▶ [EXERCISE INSTRUCTIONS]:
Output the data unchanged and complete, minus the images.

▶ [Collected data]:
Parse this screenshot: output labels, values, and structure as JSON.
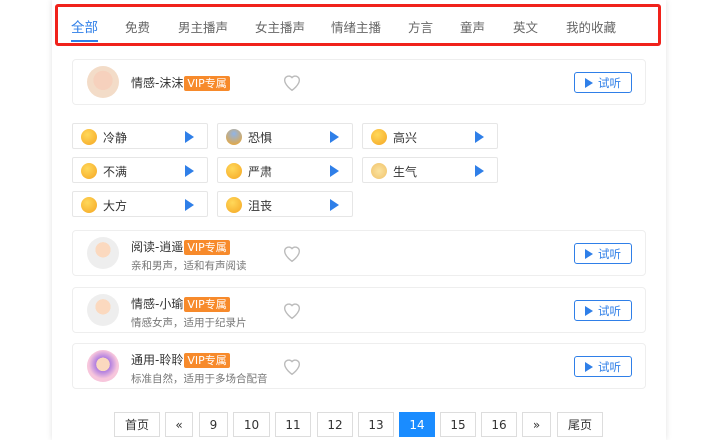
{
  "tabs": [
    "全部",
    "免费",
    "男主播声",
    "女主播声",
    "情绪主播",
    "方言",
    "童声",
    "英文",
    "我的收藏"
  ],
  "featured": {
    "name": "情感-沫沫",
    "badge": "VIP专属",
    "listen": "试听"
  },
  "emotions": [
    "冷静",
    "恐惧",
    "高兴",
    "不满",
    "严肃",
    "生气",
    "大方",
    "沮丧"
  ],
  "voices": [
    {
      "name": "阅读-逍遥",
      "badge": "VIP专属",
      "desc": "亲和男声，适和有声阅读",
      "listen": "试听"
    },
    {
      "name": "情感-小瑜",
      "badge": "VIP专属",
      "desc": "情感女声，适用于纪录片",
      "listen": "试听"
    },
    {
      "name": "通用-聆聆",
      "badge": "VIP专属",
      "desc": "标准自然，适用于多场合配音",
      "listen": "试听"
    }
  ],
  "pagination": {
    "first": "首页",
    "prev": "«",
    "pages": [
      "9",
      "10",
      "11",
      "12",
      "13",
      "14",
      "15",
      "16"
    ],
    "current": "14",
    "next": "»",
    "last": "尾页"
  },
  "colors": {
    "accent": "#2f7fe8",
    "vip": "#f78a2b",
    "highlight": "#f0221b",
    "page_active": "#1a8cff"
  }
}
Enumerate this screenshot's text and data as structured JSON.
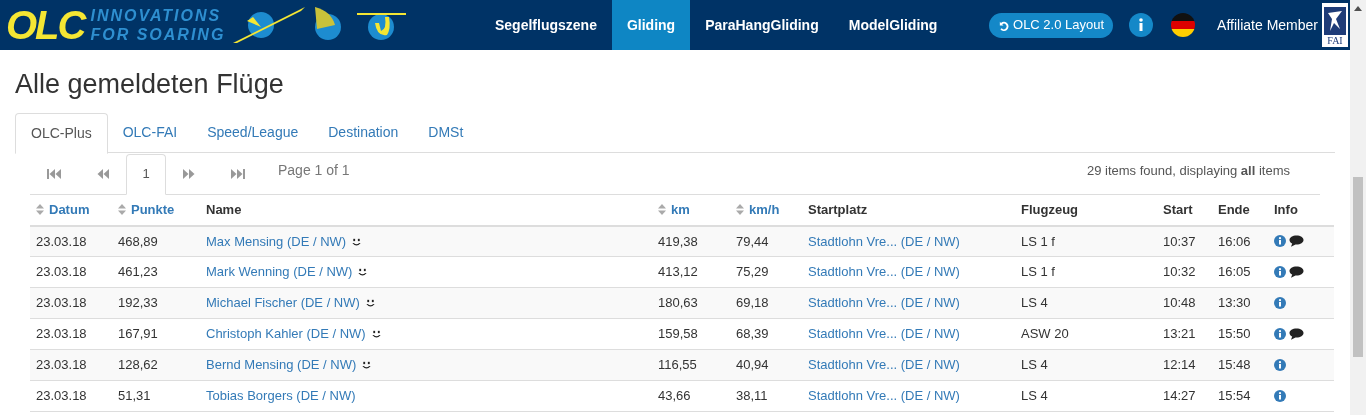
{
  "header": {
    "logo_text": "OLC",
    "tagline": [
      "INNOVATIONS",
      "FOR SOARING"
    ],
    "nav": [
      {
        "label": "Segelflugszene",
        "selected": false
      },
      {
        "label": "Gliding",
        "selected": true
      },
      {
        "label": "ParaHangGliding",
        "selected": false
      },
      {
        "label": "ModelGliding",
        "selected": false
      }
    ],
    "layout_button": "OLC 2.0 Layout",
    "affiliate": "Affiliate Member",
    "fai_label": "FAI"
  },
  "title": "Alle gemeldeten Flüge",
  "tabs": [
    {
      "label": "OLC-Plus",
      "selected": true
    },
    {
      "label": "OLC-FAI",
      "selected": false
    },
    {
      "label": "Speed/League",
      "selected": false
    },
    {
      "label": "Destination",
      "selected": false
    },
    {
      "label": "DMSt",
      "selected": false
    }
  ],
  "pagination": {
    "pages": [
      {
        "label": "1",
        "selected": true
      }
    ],
    "page_info": "Page 1 of 1",
    "summary": "29 items found, displaying **all** items"
  },
  "table": {
    "columns": [
      {
        "label": "Datum",
        "sortable": true
      },
      {
        "label": "Punkte",
        "sortable": true
      },
      {
        "label": "Name",
        "sortable": false
      },
      {
        "label": "km",
        "sortable": true
      },
      {
        "label": "km/h",
        "sortable": true
      },
      {
        "label": "Startplatz",
        "sortable": false
      },
      {
        "label": "Flugzeug",
        "sortable": false
      },
      {
        "label": "Start",
        "sortable": false
      },
      {
        "label": "Ende",
        "sortable": false
      },
      {
        "label": "Info",
        "sortable": false
      }
    ],
    "rows": [
      {
        "date": "23.03.18",
        "points": "468,89",
        "name": "Max Mensing (DE / NW)",
        "smiley": true,
        "km": "419,38",
        "kmh": "79,44",
        "airfield": "Stadtlohn Vre... (DE / NW)",
        "aircraft": "LS 1 f",
        "start": "10:37",
        "end": "16:06",
        "comment": true
      },
      {
        "date": "23.03.18",
        "points": "461,23",
        "name": "Mark Wenning (DE / NW)",
        "smiley": true,
        "km": "413,12",
        "kmh": "75,29",
        "airfield": "Stadtlohn Vre... (DE / NW)",
        "aircraft": "LS 1 f",
        "start": "10:32",
        "end": "16:05",
        "comment": true
      },
      {
        "date": "23.03.18",
        "points": "192,33",
        "name": "Michael Fischer (DE / NW)",
        "smiley": true,
        "km": "180,63",
        "kmh": "69,18",
        "airfield": "Stadtlohn Vre... (DE / NW)",
        "aircraft": "LS 4",
        "start": "10:48",
        "end": "13:30",
        "comment": false
      },
      {
        "date": "23.03.18",
        "points": "167,91",
        "name": "Christoph Kahler (DE / NW)",
        "smiley": true,
        "km": "159,58",
        "kmh": "68,39",
        "airfield": "Stadtlohn Vre... (DE / NW)",
        "aircraft": "ASW 20",
        "start": "13:21",
        "end": "15:50",
        "comment": true
      },
      {
        "date": "23.03.18",
        "points": "128,62",
        "name": "Bernd Mensing (DE / NW)",
        "smiley": true,
        "km": "116,55",
        "kmh": "40,94",
        "airfield": "Stadtlohn Vre... (DE / NW)",
        "aircraft": "LS 4",
        "start": "12:14",
        "end": "15:48",
        "comment": false
      },
      {
        "date": "23.03.18",
        "points": "51,31",
        "name": "Tobias Borgers (DE / NW)",
        "smiley": false,
        "km": "43,66",
        "kmh": "38,11",
        "airfield": "Stadtlohn Vre... (DE / NW)",
        "aircraft": "LS 4",
        "start": "14:27",
        "end": "15:54",
        "comment": false
      }
    ]
  }
}
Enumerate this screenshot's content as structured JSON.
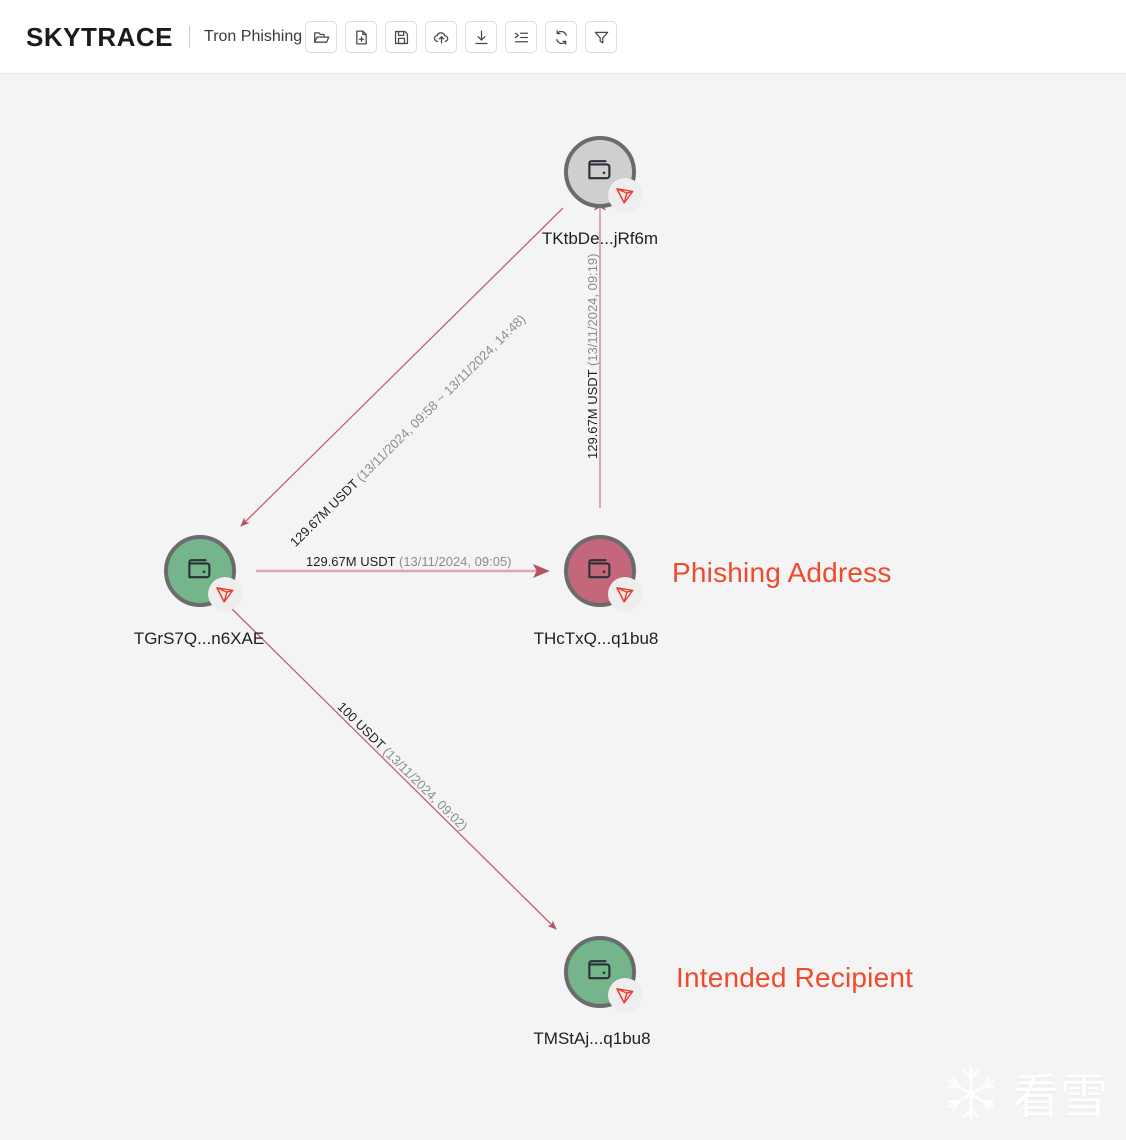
{
  "header": {
    "app_title": "SKYTRACE",
    "project_name": "Tron Phishing Vi",
    "toolbar": [
      {
        "name": "open-folder-icon",
        "label": "Open"
      },
      {
        "name": "new-file-icon",
        "label": "New"
      },
      {
        "name": "save-icon",
        "label": "Save"
      },
      {
        "name": "cloud-upload-icon",
        "label": "Upload"
      },
      {
        "name": "download-icon",
        "label": "Download"
      },
      {
        "name": "list-indent-icon",
        "label": "List"
      },
      {
        "name": "refresh-icon",
        "label": "Refresh"
      },
      {
        "name": "filter-icon",
        "label": "Filter"
      }
    ]
  },
  "graph": {
    "nodes": [
      {
        "id": "tktbde",
        "label": "TKtbDe...jRf6m",
        "color": "grey",
        "color_hex": "#cfcfcf",
        "chain_badge": "tron-logo-icon",
        "annotation": null
      },
      {
        "id": "tgrs7q",
        "label": "TGrS7Q...n6XAE",
        "color": "green",
        "color_hex": "#74b58c",
        "chain_badge": "tron-logo-icon",
        "annotation": null
      },
      {
        "id": "thctxq",
        "label": "THcTxQ...q1bu8",
        "color": "red",
        "color_hex": "#c4677a",
        "chain_badge": "tron-logo-icon",
        "annotation": "Phishing Address"
      },
      {
        "id": "tmstaj",
        "label": "TMStAj...q1bu8",
        "color": "green",
        "color_hex": "#74b58c",
        "chain_badge": "tron-logo-icon",
        "annotation": "Intended Recipient"
      }
    ],
    "edges": [
      {
        "id": "e-tktbde-tgrs7q",
        "from": "tktbde",
        "to": "tgrs7q",
        "amount": "129.67M USDT",
        "time": "(13/11/2024, 09:58 ~ 13/11/2024, 14:48)"
      },
      {
        "id": "e-thctxq-tktbde",
        "from": "thctxq",
        "to": "tktbde",
        "amount": "129.67M USDT",
        "time": "(13/11/2024, 09:19)"
      },
      {
        "id": "e-tgrs7q-thctxq",
        "from": "tgrs7q",
        "to": "thctxq",
        "amount": "129.67M USDT",
        "time": "(13/11/2024, 09:05)"
      },
      {
        "id": "e-tgrs7q-tmstaj",
        "from": "tgrs7q",
        "to": "tmstaj",
        "amount": "100 USDT",
        "time": "(13/11/2024, 09:02)"
      }
    ],
    "annotation_color": "#ef4a2c",
    "edge_color": "#c97f8c",
    "canvas_bg": "#f4f4f4"
  },
  "watermark": {
    "icon": "snowflake-icon",
    "text": "看雪"
  }
}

▶ [SOLUTION TO THIS EXERCISE]:
Parse this screenshot: output labels, values, and structure as JSON.
{
  "tabs": [
    "全部",
    "免费",
    "男主播声",
    "女主播声",
    "情绪主播",
    "方言",
    "童声",
    "英文",
    "我的收藏"
  ],
  "featured": {
    "name": "情感-沫沫",
    "badge": "VIP专属",
    "listen": "试听"
  },
  "emotions": [
    "冷静",
    "恐惧",
    "高兴",
    "不满",
    "严肃",
    "生气",
    "大方",
    "沮丧"
  ],
  "voices": [
    {
      "name": "阅读-逍遥",
      "badge": "VIP专属",
      "desc": "亲和男声，适和有声阅读",
      "listen": "试听"
    },
    {
      "name": "情感-小瑜",
      "badge": "VIP专属",
      "desc": "情感女声，适用于纪录片",
      "listen": "试听"
    },
    {
      "name": "通用-聆聆",
      "badge": "VIP专属",
      "desc": "标准自然，适用于多场合配音",
      "listen": "试听"
    }
  ],
  "pagination": {
    "first": "首页",
    "prev": "«",
    "pages": [
      "9",
      "10",
      "11",
      "12",
      "13",
      "14",
      "15",
      "16"
    ],
    "current": "14",
    "next": "»",
    "last": "尾页"
  },
  "colors": {
    "accent": "#2f7fe8",
    "vip": "#f78a2b",
    "highlight": "#f0221b",
    "page_active": "#1a8cff"
  }
}
Enumerate this screenshot's text and data as structured JSON.
{
  "header": {
    "logo_text": "OLC",
    "tagline": [
      "INNOVATIONS",
      "FOR SOARING"
    ],
    "nav": [
      {
        "label": "Segelflugszene",
        "selected": false
      },
      {
        "label": "Gliding",
        "selected": true
      },
      {
        "label": "ParaHangGliding",
        "selected": false
      },
      {
        "label": "ModelGliding",
        "selected": false
      }
    ],
    "layout_button": "OLC 2.0 Layout",
    "affiliate": "Affiliate Member",
    "fai_label": "FAI"
  },
  "title": "Alle gemeldeten Flüge",
  "tabs": [
    {
      "label": "OLC-Plus",
      "selected": true
    },
    {
      "label": "OLC-FAI",
      "selected": false
    },
    {
      "label": "Speed/League",
      "selected": false
    },
    {
      "label": "Destination",
      "selected": false
    },
    {
      "label": "DMSt",
      "selected": false
    }
  ],
  "pagination": {
    "pages": [
      {
        "label": "1",
        "selected": true
      }
    ],
    "page_info": "Page 1 of 1",
    "summary": "29 items found, displaying **all** items"
  },
  "table": {
    "columns": [
      {
        "label": "Datum",
        "sortable": true
      },
      {
        "label": "Punkte",
        "sortable": true
      },
      {
        "label": "Name",
        "sortable": false
      },
      {
        "label": "km",
        "sortable": true
      },
      {
        "label": "km/h",
        "sortable": true
      },
      {
        "label": "Startplatz",
        "sortable": false
      },
      {
        "label": "Flugzeug",
        "sortable": false
      },
      {
        "label": "Start",
        "sortable": false
      },
      {
        "label": "Ende",
        "sortable": false
      },
      {
        "label": "Info",
        "sortable": false
      }
    ],
    "rows": [
      {
        "date": "23.03.18",
        "points": "468,89",
        "name": "Max Mensing (DE / NW)",
        "smiley": true,
        "km": "419,38",
        "kmh": "79,44",
        "airfield": "Stadtlohn Vre... (DE / NW)",
        "aircraft": "LS 1 f",
        "start": "10:37",
        "end": "16:06",
        "comment": true
      },
      {
        "date": "23.03.18",
        "points": "461,23",
        "name": "Mark Wenning (DE / NW)",
        "smiley": true,
        "km": "413,12",
        "kmh": "75,29",
        "airfield": "Stadtlohn Vre... (DE / NW)",
        "aircraft": "LS 1 f",
        "start": "10:32",
        "end": "16:05",
        "comment": true
      },
      {
        "date": "23.03.18",
        "points": "192,33",
        "name": "Michael Fischer (DE / NW)",
        "smiley": true,
        "km": "180,63",
        "kmh": "69,18",
        "airfield": "Stadtlohn Vre... (DE / NW)",
        "aircraft": "LS 4",
        "start": "10:48",
        "end": "13:30",
        "comment": false
      },
      {
        "date": "23.03.18",
        "points": "167,91",
        "name": "Christoph Kahler (DE / NW)",
        "smiley": true,
        "km": "159,58",
        "kmh": "68,39",
        "airfield": "Stadtlohn Vre... (DE / NW)",
        "aircraft": "ASW 20",
        "start": "13:21",
        "end": "15:50",
        "comment": true
      },
      {
        "date": "23.03.18",
        "points": "128,62",
        "name": "Bernd Mensing (DE / NW)",
        "smiley": true,
        "km": "116,55",
        "kmh": "40,94",
        "airfield": "Stadtlohn Vre... (DE / NW)",
        "aircraft": "LS 4",
        "start": "12:14",
        "end": "15:48",
        "comment": false
      },
      {
        "date": "23.03.18",
        "points": "51,31",
        "name": "Tobias Borgers (DE / NW)",
        "smiley": false,
        "km": "43,66",
        "kmh": "38,11",
        "airfield": "Stadtlohn Vre... (DE / NW)",
        "aircraft": "LS 4",
        "start": "14:27",
        "end": "15:54",
        "comment": false
      }
    ]
  }
}
Enumerate this screenshot's content as structured JSON.
{
  "header": {
    "app_title": "SKYTRACE",
    "project_name": "Tron Phishing Vi",
    "toolbar": [
      {
        "name": "open-folder-icon",
        "label": "Open"
      },
      {
        "name": "new-file-icon",
        "label": "New"
      },
      {
        "name": "save-icon",
        "label": "Save"
      },
      {
        "name": "cloud-upload-icon",
        "label": "Upload"
      },
      {
        "name": "download-icon",
        "label": "Download"
      },
      {
        "name": "list-indent-icon",
        "label": "List"
      },
      {
        "name": "refresh-icon",
        "label": "Refresh"
      },
      {
        "name": "filter-icon",
        "label": "Filter"
      }
    ]
  },
  "graph": {
    "nodes": [
      {
        "id": "tktbde",
        "label": "TKtbDe...jRf6m",
        "color": "grey",
        "color_hex": "#cfcfcf",
        "chain_badge": "tron-logo-icon",
        "annotation": null
      },
      {
        "id": "tgrs7q",
        "label": "TGrS7Q...n6XAE",
        "color": "green",
        "color_hex": "#74b58c",
        "chain_badge": "tron-logo-icon",
        "annotation": null
      },
      {
        "id": "thctxq",
        "label": "THcTxQ...q1bu8",
        "color": "red",
        "color_hex": "#c4677a",
        "chain_badge": "tron-logo-icon",
        "annotation": "Phishing Address"
      },
      {
        "id": "tmstaj",
        "label": "TMStAj...q1bu8",
        "color": "green",
        "color_hex": "#74b58c",
        "chain_badge": "tron-logo-icon",
        "annotation": "Intended Recipient"
      }
    ],
    "edges": [
      {
        "id": "e-tktbde-tgrs7q",
        "from": "tktbde",
        "to": "tgrs7q",
        "amount": "129.67M USDT",
        "time": "(13/11/2024, 09:58 ~ 13/11/2024, 14:48)"
      },
      {
        "id": "e-thctxq-tktbde",
        "from": "thctxq",
        "to": "tktbde",
        "amount": "129.67M USDT",
        "time": "(13/11/2024, 09:19)"
      },
      {
        "id": "e-tgrs7q-thctxq",
        "from": "tgrs7q",
        "to": "thctxq",
        "amount": "129.67M USDT",
        "time": "(13/11/2024, 09:05)"
      },
      {
        "id": "e-tgrs7q-tmstaj",
        "from": "tgrs7q",
        "to": "tmstaj",
        "amount": "100 USDT",
        "time": "(13/11/2024, 09:02)"
      }
    ],
    "annotation_color": "#ef4a2c",
    "edge_color": "#c97f8c",
    "canvas_bg": "#f4f4f4"
  },
  "watermark": {
    "icon": "snowflake-icon",
    "text": "看雪"
  }
}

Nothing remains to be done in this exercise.